Task instructions: Your task is to give the records again exactly. Leave each picture out.

Material for this task:
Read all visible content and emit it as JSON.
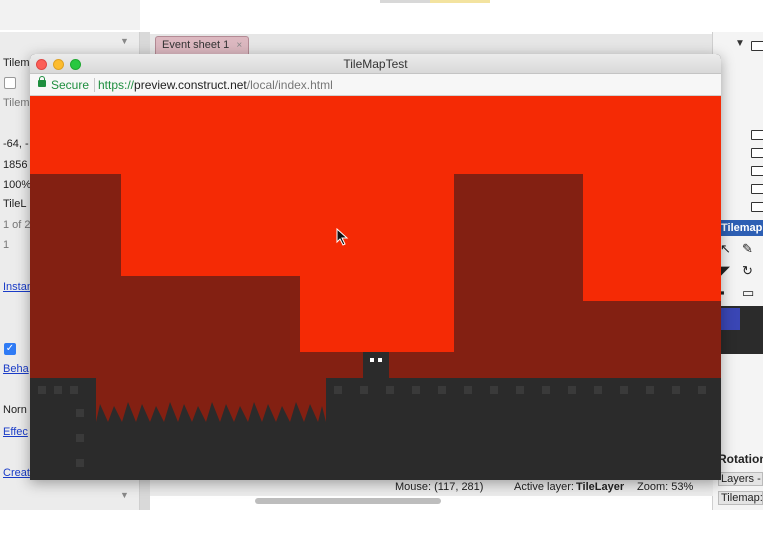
{
  "editor": {
    "event_tab_label": "Event sheet 1",
    "event_tab_close": "×",
    "left_panel_rows": [
      {
        "text": "Tilem",
        "style": "plain"
      },
      {
        "text": "Tilem",
        "style": "muted"
      },
      {
        "text": "-64, -",
        "style": "plain"
      },
      {
        "text": "1856",
        "style": "plain"
      },
      {
        "text": "100%",
        "style": "plain"
      },
      {
        "text": "TileL",
        "style": "plain"
      },
      {
        "text": "1 of 2",
        "style": "muted"
      },
      {
        "text": "1",
        "style": "muted"
      },
      {
        "text": "Instan",
        "style": "link"
      },
      {
        "text": "Beha",
        "style": "link"
      },
      {
        "text": "Norn",
        "style": "plain"
      },
      {
        "text": "Effec",
        "style": "link"
      },
      {
        "text": "Creat",
        "style": "link"
      }
    ],
    "right_panel": {
      "tilemap_header": "Tilemap: ",
      "rotation_label": "Rotation",
      "layers_tab": "Layers -",
      "tilemap_tab": "Tilemap: "
    },
    "status": {
      "mouse": "Mouse: (117, 281)",
      "active_layer_label": "Active layer:",
      "active_layer_value": "TileLayer",
      "zoom": "Zoom: 53%"
    }
  },
  "preview_window": {
    "title": "TileMapTest",
    "secure_label": "Secure",
    "url_scheme": "https://",
    "url_host": "preview.construct.net",
    "url_path": "/local/index.html"
  },
  "colors": {
    "sky": "#f52a05",
    "dark_red": "#832012",
    "ground": "#2b2b2b",
    "ground_dot": "#3a3a3a"
  }
}
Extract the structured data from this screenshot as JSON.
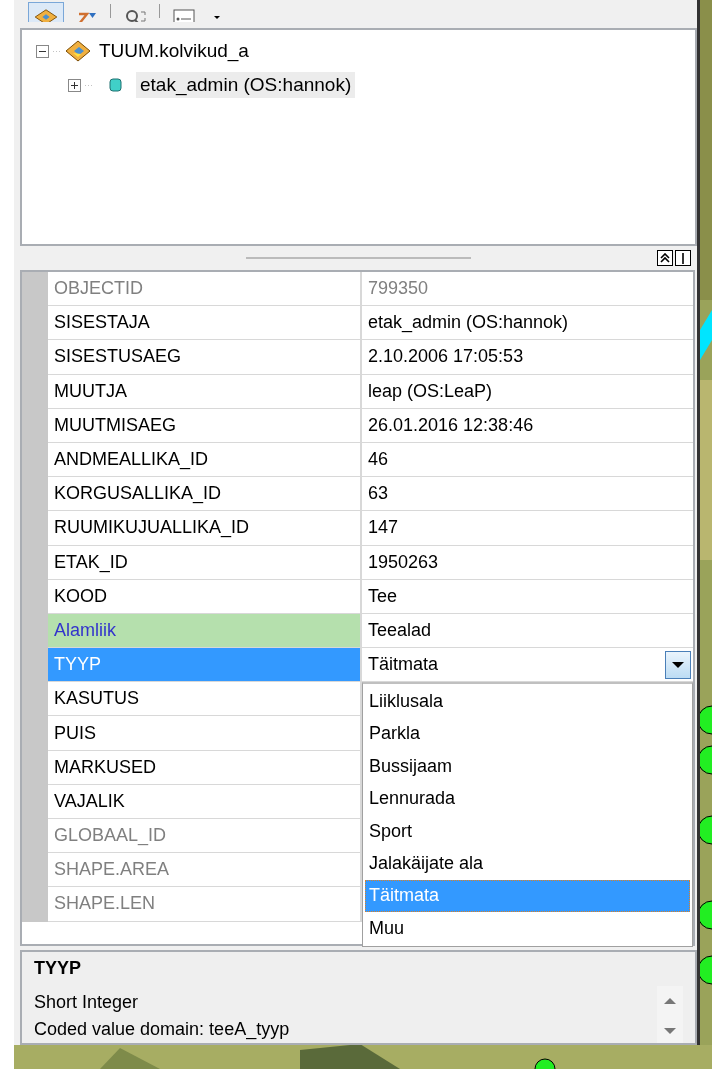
{
  "toolbar": {
    "buttons": [
      {
        "kind": "layers",
        "selected": true
      },
      {
        "kind": "sort",
        "selected": false
      },
      {
        "kind": "zoom",
        "selected": false
      },
      {
        "kind": "form",
        "selected": false
      },
      {
        "kind": "caret",
        "selected": false
      }
    ]
  },
  "tree": [
    {
      "label": "TUUM.kolvikud_a",
      "kind": "featureclass",
      "expanded": true,
      "selected": false,
      "children": [
        {
          "label": "etak_admin (OS:hannok)",
          "kind": "feature",
          "expanded": false,
          "selected": true
        }
      ]
    }
  ],
  "attributes": [
    {
      "name": "OBJECTID",
      "value": "799350",
      "kind": "field",
      "disabled": true,
      "selected": false
    },
    {
      "name": "SISESTAJA",
      "value": "etak_admin (OS:hannok)",
      "kind": "field",
      "disabled": false,
      "selected": false
    },
    {
      "name": "SISESTUSAEG",
      "value": "2.10.2006 17:05:53",
      "kind": "field",
      "disabled": false,
      "selected": false
    },
    {
      "name": "MUUTJA",
      "value": "leap (OS:LeaP)",
      "kind": "field",
      "disabled": false,
      "selected": false
    },
    {
      "name": "MUUTMISAEG",
      "value": "26.01.2016 12:38:46",
      "kind": "field",
      "disabled": false,
      "selected": false
    },
    {
      "name": "ANDMEALLIKA_ID",
      "value": "46",
      "kind": "field",
      "disabled": false,
      "selected": false
    },
    {
      "name": "KORGUSALLIKA_ID",
      "value": "63",
      "kind": "field",
      "disabled": false,
      "selected": false
    },
    {
      "name": "RUUMIKUJUALLIKA_ID",
      "value": "147",
      "kind": "field",
      "disabled": false,
      "selected": false
    },
    {
      "name": "ETAK_ID",
      "value": "1950263",
      "kind": "field",
      "disabled": false,
      "selected": false
    },
    {
      "name": "KOOD",
      "value": "Tee",
      "kind": "field",
      "disabled": false,
      "selected": false
    },
    {
      "name": "Alamliik",
      "value": "Teealad",
      "kind": "subtype",
      "disabled": false,
      "selected": false
    },
    {
      "name": "TYYP",
      "value": "Täitmata",
      "kind": "field",
      "disabled": false,
      "selected": true
    },
    {
      "name": "KASUTUS",
      "kind": "field",
      "disabled": false,
      "selected": false
    },
    {
      "name": "PUIS",
      "kind": "field",
      "disabled": false,
      "selected": false
    },
    {
      "name": "MARKUSED",
      "kind": "field",
      "disabled": false,
      "selected": false
    },
    {
      "name": "VAJALIK",
      "kind": "field",
      "disabled": false,
      "selected": false
    },
    {
      "name": "GLOBAAL_ID",
      "kind": "field",
      "disabled": true,
      "selected": false
    },
    {
      "name": "SHAPE.AREA",
      "kind": "field",
      "disabled": true,
      "selected": false
    },
    {
      "name": "SHAPE.LEN",
      "kind": "field",
      "disabled": true,
      "selected": false
    }
  ],
  "dropdown": {
    "options": [
      {
        "label": "Liiklusala",
        "selected": false
      },
      {
        "label": "Parkla",
        "selected": false
      },
      {
        "label": "Bussijaam",
        "selected": false
      },
      {
        "label": "Lennurada",
        "selected": false
      },
      {
        "label": "Sport",
        "selected": false
      },
      {
        "label": "Jalakäijate ala",
        "selected": false
      },
      {
        "label": "Täitmata",
        "selected": true
      },
      {
        "label": "Muu",
        "selected": false
      }
    ]
  },
  "description": {
    "title": "TYYP",
    "lines": [
      "Short Integer",
      "Coded value domain: teeA_tyyp"
    ]
  }
}
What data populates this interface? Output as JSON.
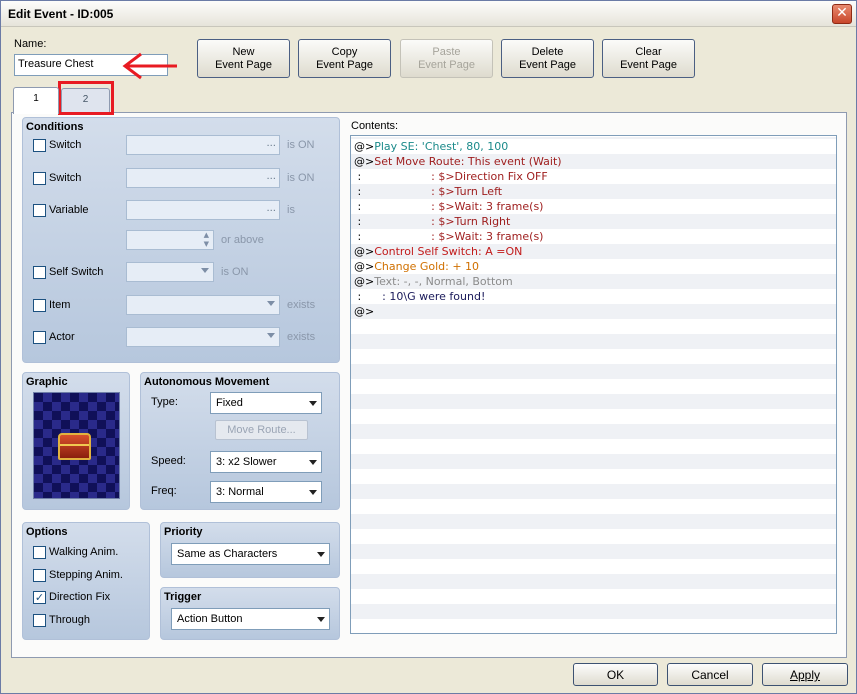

Response:
Read all visible content and emit it as JSON.
{
  "editor": {
    "event_tab_label": "Event sheet 1",
    "event_tab_close": "×",
    "left_panel_rows": [
      {
        "text": "Tilem",
        "style": "plain"
      },
      {
        "text": "Tilem",
        "style": "muted"
      },
      {
        "text": "-64, -",
        "style": "plain"
      },
      {
        "text": "1856",
        "style": "plain"
      },
      {
        "text": "100%",
        "style": "plain"
      },
      {
        "text": "TileL",
        "style": "plain"
      },
      {
        "text": "1 of 2",
        "style": "muted"
      },
      {
        "text": "1",
        "style": "muted"
      },
      {
        "text": "Instan",
        "style": "link"
      },
      {
        "text": "Beha",
        "style": "link"
      },
      {
        "text": "Norn",
        "style": "plain"
      },
      {
        "text": "Effec",
        "style": "link"
      },
      {
        "text": "Creat",
        "style": "link"
      }
    ],
    "right_panel": {
      "tilemap_header": "Tilemap: ",
      "rotation_label": "Rotation",
      "layers_tab": "Layers -",
      "tilemap_tab": "Tilemap: "
    },
    "status": {
      "mouse": "Mouse: (117, 281)",
      "active_layer_label": "Active layer:",
      "active_layer_value": "TileLayer",
      "zoom": "Zoom: 53%"
    }
  },
  "preview_window": {
    "title": "TileMapTest",
    "secure_label": "Secure",
    "url_scheme": "https://",
    "url_host": "preview.construct.net",
    "url_path": "/local/index.html"
  },
  "colors": {
    "sky": "#f52a05",
    "dark_red": "#832012",
    "ground": "#2b2b2b",
    "ground_dot": "#3a3a3a"
  }
}
Extract the structured data from this screenshot as JSON.
{
  "toolbar": {
    "buttons": [
      {
        "kind": "layers",
        "selected": true
      },
      {
        "kind": "sort",
        "selected": false
      },
      {
        "kind": "zoom",
        "selected": false
      },
      {
        "kind": "form",
        "selected": false
      },
      {
        "kind": "caret",
        "selected": false
      }
    ]
  },
  "tree": [
    {
      "label": "TUUM.kolvikud_a",
      "kind": "featureclass",
      "expanded": true,
      "selected": false,
      "children": [
        {
          "label": "etak_admin (OS:hannok)",
          "kind": "feature",
          "expanded": false,
          "selected": true
        }
      ]
    }
  ],
  "attributes": [
    {
      "name": "OBJECTID",
      "value": "799350",
      "kind": "field",
      "disabled": true,
      "selected": false
    },
    {
      "name": "SISESTAJA",
      "value": "etak_admin (OS:hannok)",
      "kind": "field",
      "disabled": false,
      "selected": false
    },
    {
      "name": "SISESTUSAEG",
      "value": "2.10.2006 17:05:53",
      "kind": "field",
      "disabled": false,
      "selected": false
    },
    {
      "name": "MUUTJA",
      "value": "leap (OS:LeaP)",
      "kind": "field",
      "disabled": false,
      "selected": false
    },
    {
      "name": "MUUTMISAEG",
      "value": "26.01.2016 12:38:46",
      "kind": "field",
      "disabled": false,
      "selected": false
    },
    {
      "name": "ANDMEALLIKA_ID",
      "value": "46",
      "kind": "field",
      "disabled": false,
      "selected": false
    },
    {
      "name": "KORGUSALLIKA_ID",
      "value": "63",
      "kind": "field",
      "disabled": false,
      "selected": false
    },
    {
      "name": "RUUMIKUJUALLIKA_ID",
      "value": "147",
      "kind": "field",
      "disabled": false,
      "selected": false
    },
    {
      "name": "ETAK_ID",
      "value": "1950263",
      "kind": "field",
      "disabled": false,
      "selected": false
    },
    {
      "name": "KOOD",
      "value": "Tee",
      "kind": "field",
      "disabled": false,
      "selected": false
    },
    {
      "name": "Alamliik",
      "value": "Teealad",
      "kind": "subtype",
      "disabled": false,
      "selected": false
    },
    {
      "name": "TYYP",
      "value": "Täitmata",
      "kind": "field",
      "disabled": false,
      "selected": true
    },
    {
      "name": "KASUTUS",
      "kind": "field",
      "disabled": false,
      "selected": false
    },
    {
      "name": "PUIS",
      "kind": "field",
      "disabled": false,
      "selected": false
    },
    {
      "name": "MARKUSED",
      "kind": "field",
      "disabled": false,
      "selected": false
    },
    {
      "name": "VAJALIK",
      "kind": "field",
      "disabled": false,
      "selected": false
    },
    {
      "name": "GLOBAAL_ID",
      "kind": "field",
      "disabled": true,
      "selected": false
    },
    {
      "name": "SHAPE.AREA",
      "kind": "field",
      "disabled": true,
      "selected": false
    },
    {
      "name": "SHAPE.LEN",
      "kind": "field",
      "disabled": true,
      "selected": false
    }
  ],
  "dropdown": {
    "options": [
      {
        "label": "Liiklusala",
        "selected": false
      },
      {
        "label": "Parkla",
        "selected": false
      },
      {
        "label": "Bussijaam",
        "selected": false
      },
      {
        "label": "Lennurada",
        "selected": false
      },
      {
        "label": "Sport",
        "selected": false
      },
      {
        "label": "Jalakäijate ala",
        "selected": false
      },
      {
        "label": "Täitmata",
        "selected": true
      },
      {
        "label": "Muu",
        "selected": false
      }
    ]
  },
  "description": {
    "title": "TYYP",
    "lines": [
      "Short Integer",
      "Coded value domain: teeA_tyyp"
    ]
  }
}
What data populates this interface? Output as JSON.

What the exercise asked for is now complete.